Eurozone economic growth shows ‘signs of faltering,’ says key business survey

FRANKFURT – Eurozone financial progress has deteriorated sharply as enterprise expectations level to dangers of a looming downturn, a number one survey of the area’s companies suggested Thursday.

The so-called composite PMI fell to 51.9 factors in June from 54.8 factors, marking a 16-month low as manufacturing output contracted for the primary time in two years and repair sector progress cooled significantly.

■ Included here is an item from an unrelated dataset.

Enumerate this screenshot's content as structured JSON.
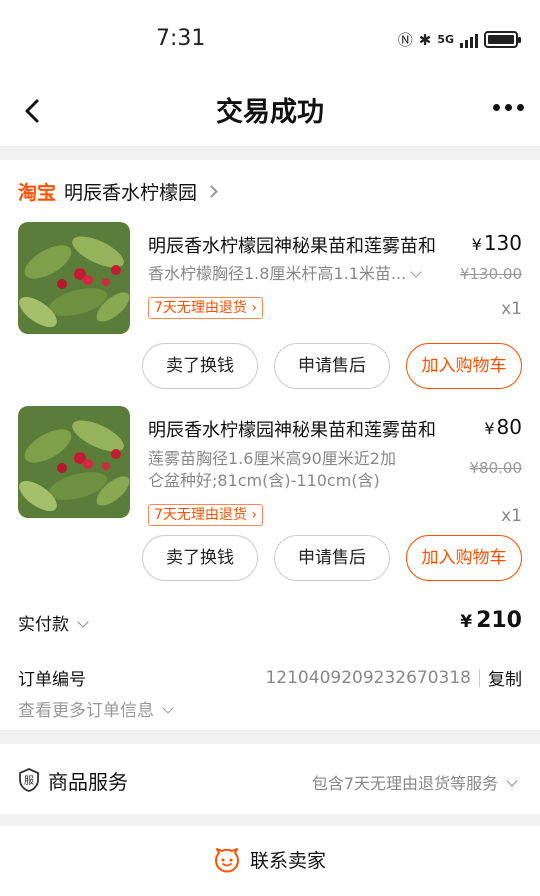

It’s now only a shade above 50 factors, the cut-off marking an financial growth.  

The slowdown indicators a fee of GDP progress of simply 0.2 p.c on the finish of the second quarter, down sharply from 0.6 p.c on the finish of the primary quarter.

“Eurozone economic growth is showing signs of faltering as the tailwind of pent-up demand from the pandemic is already fading, having been offset by the cost of living shock and slumping business and consumer confidence,” mentioned Chris Williamson, economist at S&P Global Market Intelligence, which compiles the survey.

The second half of the 12 months is trying even much less encouraging as corporations have scaled again their enterprise expectations for output over the approaching 12 months to the bottom since October 2020.

“Business confidence has fallen sharply to a level rarely seen prior to the pandemic since the region’s economic contraction during the 2012, hinting at an imminent downturn unless demand revives,” Williamson cautioned.

The PMI is predicated on a survey of 5,000 corporations and is taken into account one essentially the most dependable main indicators for financial progress.

The outcomes “mark an important break from recent PMI readings which had pointed to some initial resilience to the many headwinds clouding the eurozone economic outlook,” said Ricardo Amaro, an economist at Oxford Economics. “The breakdown of the figures pointed to a broad-based slowdown.”

Economists at Commerzbank and ING mentioned the information factors to the European Central Bank having to tread rigorously when elevating rates of interest.

Source link

Back to top button